(DATA PROVIDED begins)

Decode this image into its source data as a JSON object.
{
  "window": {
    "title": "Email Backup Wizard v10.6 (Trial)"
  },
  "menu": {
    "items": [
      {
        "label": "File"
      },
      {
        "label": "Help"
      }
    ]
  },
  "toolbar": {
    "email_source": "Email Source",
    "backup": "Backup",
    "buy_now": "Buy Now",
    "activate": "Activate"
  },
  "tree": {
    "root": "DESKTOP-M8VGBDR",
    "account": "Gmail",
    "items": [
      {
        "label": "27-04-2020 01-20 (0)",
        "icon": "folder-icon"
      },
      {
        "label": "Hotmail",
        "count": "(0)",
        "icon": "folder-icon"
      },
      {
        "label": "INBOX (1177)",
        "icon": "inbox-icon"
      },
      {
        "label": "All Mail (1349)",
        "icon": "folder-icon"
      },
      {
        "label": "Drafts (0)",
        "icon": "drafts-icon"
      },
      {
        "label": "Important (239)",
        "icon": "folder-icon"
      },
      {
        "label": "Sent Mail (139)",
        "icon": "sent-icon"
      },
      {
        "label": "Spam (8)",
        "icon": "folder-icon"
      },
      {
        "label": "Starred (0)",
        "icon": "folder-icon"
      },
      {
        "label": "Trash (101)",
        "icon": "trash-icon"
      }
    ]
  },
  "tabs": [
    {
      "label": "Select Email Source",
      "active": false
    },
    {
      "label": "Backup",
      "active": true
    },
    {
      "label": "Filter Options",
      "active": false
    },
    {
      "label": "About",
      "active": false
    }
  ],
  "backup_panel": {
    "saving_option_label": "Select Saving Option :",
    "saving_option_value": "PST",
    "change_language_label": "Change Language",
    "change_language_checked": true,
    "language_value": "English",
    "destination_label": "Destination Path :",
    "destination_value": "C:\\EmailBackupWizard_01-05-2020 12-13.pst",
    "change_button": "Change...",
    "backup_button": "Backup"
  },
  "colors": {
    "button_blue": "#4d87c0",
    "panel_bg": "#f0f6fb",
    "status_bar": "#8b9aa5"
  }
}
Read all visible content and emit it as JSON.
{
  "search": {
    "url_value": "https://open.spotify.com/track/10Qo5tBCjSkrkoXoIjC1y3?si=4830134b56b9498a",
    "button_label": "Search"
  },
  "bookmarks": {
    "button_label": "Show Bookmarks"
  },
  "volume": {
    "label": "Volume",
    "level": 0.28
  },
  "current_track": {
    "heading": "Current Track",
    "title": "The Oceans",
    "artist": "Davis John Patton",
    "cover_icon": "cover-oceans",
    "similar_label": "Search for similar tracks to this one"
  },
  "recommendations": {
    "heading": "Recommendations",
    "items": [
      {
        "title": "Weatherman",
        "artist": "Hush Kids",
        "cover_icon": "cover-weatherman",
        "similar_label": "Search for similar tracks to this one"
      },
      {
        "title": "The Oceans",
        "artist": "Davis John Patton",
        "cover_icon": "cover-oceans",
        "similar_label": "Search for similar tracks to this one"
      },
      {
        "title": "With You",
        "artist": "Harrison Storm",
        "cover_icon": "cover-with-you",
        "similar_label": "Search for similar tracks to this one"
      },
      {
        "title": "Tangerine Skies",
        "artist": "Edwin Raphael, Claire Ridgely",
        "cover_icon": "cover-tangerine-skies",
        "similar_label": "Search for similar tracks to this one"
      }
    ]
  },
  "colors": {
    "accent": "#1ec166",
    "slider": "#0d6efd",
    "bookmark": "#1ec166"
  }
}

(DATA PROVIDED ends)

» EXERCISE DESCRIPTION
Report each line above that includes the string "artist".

» EXERCISE RESULT
    "artist": "Davis John Patton",
        "artist": "Hush Kids",
        "artist": "Davis John Patton",
        "artist": "Harrison Storm",
        "artist": "Edwin Raphael, Claire Ridgely",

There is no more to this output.